25 Mar 2014

Tricky business – allocating co-founder shares

By Paul Miller

How you allocate shares between co-founders when you start a new venture can be pretty gnarly if you don’t get it right. It’s also one of those things that can be tricky to talk about because it can seem both technical and emotional at the same time. If you’re applying to BGV, it also helps to decide this before you apply – we’ll more than likely ask you about it at interview.

There’s not really a formula for working out the split because every venture and every founder is different. Startups are still a new thing for most people and it’s quite hard to get your head around what is ‘normal’ or ‘fair’. An equal split can be the right thing – but you should come to that conclusion after an honest discussion rather than just because it’s the easiest option.

Each of the following is something that increases the value you bring to the venture and should probably be part of the discussion:

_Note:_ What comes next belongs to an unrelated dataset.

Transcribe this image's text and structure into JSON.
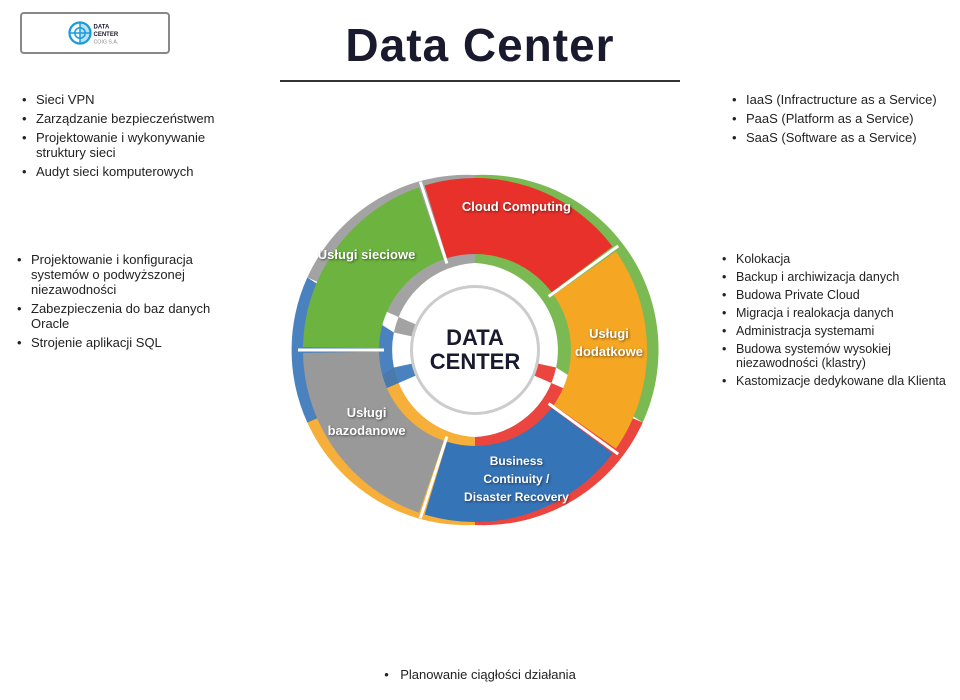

  • Are you putting money into the startup?
  • Was it your idea? Although bear in mind that making it happen will be much harder.
  • How much time have you spent so far?
  • What’s the technical value you bring?
  • What’s the design value you bring? Are you the one who really understands the problem you’re trying to solve.
  • Finally what’s the organisational value you bring?  Sometimes this is about leadership or it can be about the experience you have of running an organisation.

Ultimately which of the types of value you bring should be most highly valued is dependent on what the company is doing, but all are worth talking through.

A few other things to note:

  • Having the possibility of ‘deadlock’ in the way you split shares can turn out to be a problem – this is basically if you can add up the shares so that you could have a vote that ends in a draw. Splitting shares 51:49 is one way around this or you can appoint an independent Chairperson.
  • When it comes to vesting of shares, in the UK we do things slightly differently from the US because of tax law over here. The outcome is the same but the legal documents are different. What’s called vesting in the US is done as ‘reverse vesting’ in the UK.
  • In the UK, there’s a thing called Entrepreneurs Relief which is a tax break should your shares be sold. It has two qualifying criteria: You own at least 5% of the voting shares in the company and you work for the company when the shares are sold – worth bearing in mind.